(I have exhausted all attempts at creative greeting and I'm stretching it as long as I can)
How was your week, pray-tell? February disappeared awfully quickly didn't it?
I'm so grateful for the emails and support from you guys. Whether it be verbal or transmitted through some other medium: semaphore and smoke signals are preferred. I think the silliness already manifest in the email should clue you in that I'm in a good mood and very excited for the upcoming weeks. I'm just excited for the upcoming in general!
I wanted to take a moment to wax poetic about the charm of French toilet paper! Besides the undeveloped European countries that are probably using thin particle board, it seems like the toilet paper industry has really developed here. I feel like in America it's all about plushness. And extravagance. And how soft the toilet paper can be. Charming Ultra Ultra Ultra Soft. Here in France it's a standard two-ply and there's not much negotiation to be had there either. The variety exists when it comes to colors and scents though! It's the aesthetic and sensory experience that counts here. The toilet paper aisle is no longer a wall of sterile white columns but a myriad of pastel shades: blues, greens, yellows, lavenders, oranges, and pinks. An ironically smelt experience indeed as citrus and pine scents waft about... And I think that's a pretty good metaphor for the American and European approach to life.
Update on our English friend JL:
1) Learned how to correctly spell his name!
2) Set up his WiFi and telephone
3) Befriended him with one of our French speaking investigators who is
coincidently a plumber/électricien/luchador. Two of those three things
are true. I'll let you decide for yourselves.
4) Insulated his upstairs.
5) Learned that fiberglass is itchy.
6) Built walls upstairs.
7) Learned that the famous French bureaucracy extends even to wiring
and requires all sorts of extra little rules and tidbits to be
8) Played some ping-pong in his garage
It's change time and I'm getting a new companion. After twelve weeks with Elder Deem, on Tuesday we are heading in to Paris where I will swap him out for a different model. An Elder Cheshire that I've heard many nice things about! This was certainly a period of growth and reflection for me.
Another Elder of whom I've been given charge received the news this week that he would be going home 6 months early because of some back pain. The sudden and unexpected halt to everything he knew was a bit of an emotional experience. So come Wednesday and the normal district meeting that I direct rolls about and he asks to have the chance to give a bit of a farewell speech of sorts. This was someone who had been having a hard time lately, and as he started talking about what these 18 months had meant to him, how hard and tough it was at times, the highs and the lows, you could just feel like this was someone who had changed. This was someone who had suffered more than his fair share of problems-- some of which were problems he had created-- but it was someone who had not only succeeded in keeping his head above the water, but someone who had learned to swim despite pretty turbulent storms. He, and all of us listening, were able to see how much this person had grown up and taken responsibility for who he wanted to be and the person that he was.

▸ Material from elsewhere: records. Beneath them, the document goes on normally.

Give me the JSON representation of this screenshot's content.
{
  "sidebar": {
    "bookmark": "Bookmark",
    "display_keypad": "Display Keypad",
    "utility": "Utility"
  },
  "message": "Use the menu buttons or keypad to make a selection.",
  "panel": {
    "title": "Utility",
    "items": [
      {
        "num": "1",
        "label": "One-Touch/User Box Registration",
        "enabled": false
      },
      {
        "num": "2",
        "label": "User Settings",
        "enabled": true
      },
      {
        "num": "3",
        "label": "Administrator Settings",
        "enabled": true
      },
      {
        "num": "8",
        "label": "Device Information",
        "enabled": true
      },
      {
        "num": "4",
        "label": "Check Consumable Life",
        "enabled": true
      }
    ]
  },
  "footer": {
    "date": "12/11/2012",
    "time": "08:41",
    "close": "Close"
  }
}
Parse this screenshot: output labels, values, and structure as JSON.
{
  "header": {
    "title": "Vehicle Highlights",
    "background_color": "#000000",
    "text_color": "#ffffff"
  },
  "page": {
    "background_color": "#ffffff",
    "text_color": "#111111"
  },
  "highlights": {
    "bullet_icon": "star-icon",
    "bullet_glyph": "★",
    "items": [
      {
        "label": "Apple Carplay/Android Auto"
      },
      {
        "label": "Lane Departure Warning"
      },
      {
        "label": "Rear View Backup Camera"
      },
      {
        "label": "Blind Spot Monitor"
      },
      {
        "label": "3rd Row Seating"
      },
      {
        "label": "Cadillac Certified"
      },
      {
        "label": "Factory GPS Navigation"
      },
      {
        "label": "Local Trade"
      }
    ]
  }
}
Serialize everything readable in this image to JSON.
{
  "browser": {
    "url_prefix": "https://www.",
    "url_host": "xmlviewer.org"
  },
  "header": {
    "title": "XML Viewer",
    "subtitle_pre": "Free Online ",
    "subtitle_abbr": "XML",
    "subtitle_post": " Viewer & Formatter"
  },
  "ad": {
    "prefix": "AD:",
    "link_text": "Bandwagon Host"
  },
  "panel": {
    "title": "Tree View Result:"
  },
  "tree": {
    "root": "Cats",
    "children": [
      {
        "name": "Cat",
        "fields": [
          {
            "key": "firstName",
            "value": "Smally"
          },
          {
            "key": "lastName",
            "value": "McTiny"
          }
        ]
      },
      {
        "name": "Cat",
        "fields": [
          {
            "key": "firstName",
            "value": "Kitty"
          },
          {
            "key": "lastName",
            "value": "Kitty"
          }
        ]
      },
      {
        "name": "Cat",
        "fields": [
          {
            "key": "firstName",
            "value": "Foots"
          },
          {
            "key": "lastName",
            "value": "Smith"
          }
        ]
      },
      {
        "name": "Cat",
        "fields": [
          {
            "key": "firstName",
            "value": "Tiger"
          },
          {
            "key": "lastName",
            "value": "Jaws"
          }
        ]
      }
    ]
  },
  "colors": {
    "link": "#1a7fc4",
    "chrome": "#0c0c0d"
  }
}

This whole speech was given with a touch of humour and sarcasm though that gave way to the suppressed sentimentality we all knew this person really had. He told us how much he cared about each and everyone of us. That was the last message he wanted to leave. There wasn't an ounce of selfishness or a desire to flaunt achievement. Here, surprised and totally unsure about his future, all this guy wanted us to know, his very parting message, was an expression of love and a vote of confidence. And that is the most basic element of success! It's so simple. It's one of the raw resources, if not the raw resource, of humanity! Of this life! Liking, loving, and trusting one another. It was super beautiful to see that
|Our District/Zone meeting on the beach|
Now that the cheese and prétention is over! Look at the cool thing I did this week that none of you did :)
Way back when I was told I'd be moving to this here part of France a sassy old Frenchman named Alain told me that there were a bunch of old megalith sights to go find and see in the area. So I came here and spent 11 weeks looking out for mini-Stonehenge's with no results except for a very small pile of rocks in the middle of a farm. Trespassing is still illegal in France so we didn't go see that. Today though! I found the druids! I found the coolest rocks I've ever seen! And I've seen at least a couple hundred rocks in my 21 years!! See attached photos. It's super weird because they aren't advertised and there isn't much in the way of signage. One minute we were on the road and the next the normal houses on the off to the right gave gave way to stretching fields of rocks!
Love you guys!
Have a great week!
-Elder Alex Hacker